Earlier this year, Gloucester Cathedral was the mystically apt setting for a large-scale retrospective exhibition of paintings, sculptures and stained glass by Gloucestershire-based artist Greg Tricker, who was born in London in 1951. The same body of work moved on to Westminster Cathedral, and selected works will be on show at London’s Piano Nobile gallery from November 9 to December 10.

The Westminster show marks the launch of a profoundly perceptive new book, The Christ Journey: Sister Wendy Beckett Reflects on the Art of Greg Tricker. Sister Wendy says: “Tricker has an amazing innocence and passion, and extraordinary command of techniques, painting, drawing, sculpting, all with the same concentrated yet gentle power.”
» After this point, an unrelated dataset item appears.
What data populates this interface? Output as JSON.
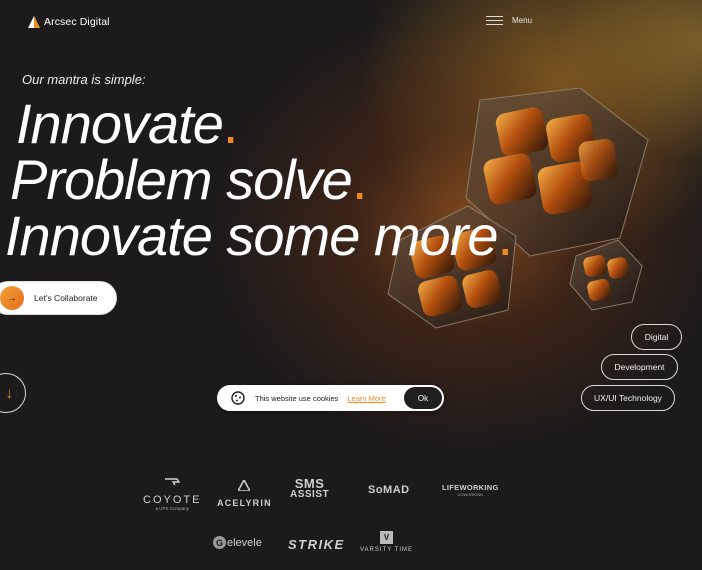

In Gloucester Cathedral, new stained-glass panels of the most subtle delicacy and chunky grandeur – portraying in turn Mary and the baby Jesus, the adult Christ, St Francis of Assisi and St Clare – were attached to great columns in the nave. Also in the nave were an impressively intricate oak sculpture of a voyaging Joseph of Arimathea, and a bronze sculpture of St Bernadette as a far-seeing shepherdess of enchanting purity.

Walls of the cloister were hung with examples of Tricker’s earthy yet graceful art – sometimes reminiscent of medieval stained glass – forming a kind of retrospective, encompassing his extensive series on subjects such as the life of Kaspar Hauser (the holy fool of a boy imprisoned for 12 years in a tiny, dark underground cell near Nuremberg in the early 19th century), St Francis and St Bernadette and, most recently, the journeys of Christ.

There were beautiful juxtapositions between Tricker’s art and the cathedral setting, including an exquisitely fluid limestone relief of St Francis and the birds held aloft by a medieval carving (on a pillar in the nave) of angels’ wings.

In her new book, Sister Wendy discusses Tricker’s ineffably poignant painting of Anne Frank holding a songbird: “Anne, with everything against her, lived in joy. She writes: ‘I want to go on living.’ Why? She seemed to have so little to live for. But Anne understood that all life was a gift, a beautiful gift that was to be appreciated. She lived in the present moment and that is the only place where God gives himself to us. The darkness of this picture is a bright darkness, beautiful and radiant, transcending all bars.”

Philip Vann is the author of Face to Face: British Portraits in the Twentieth Century and co-author of a book on the artist William Crozier.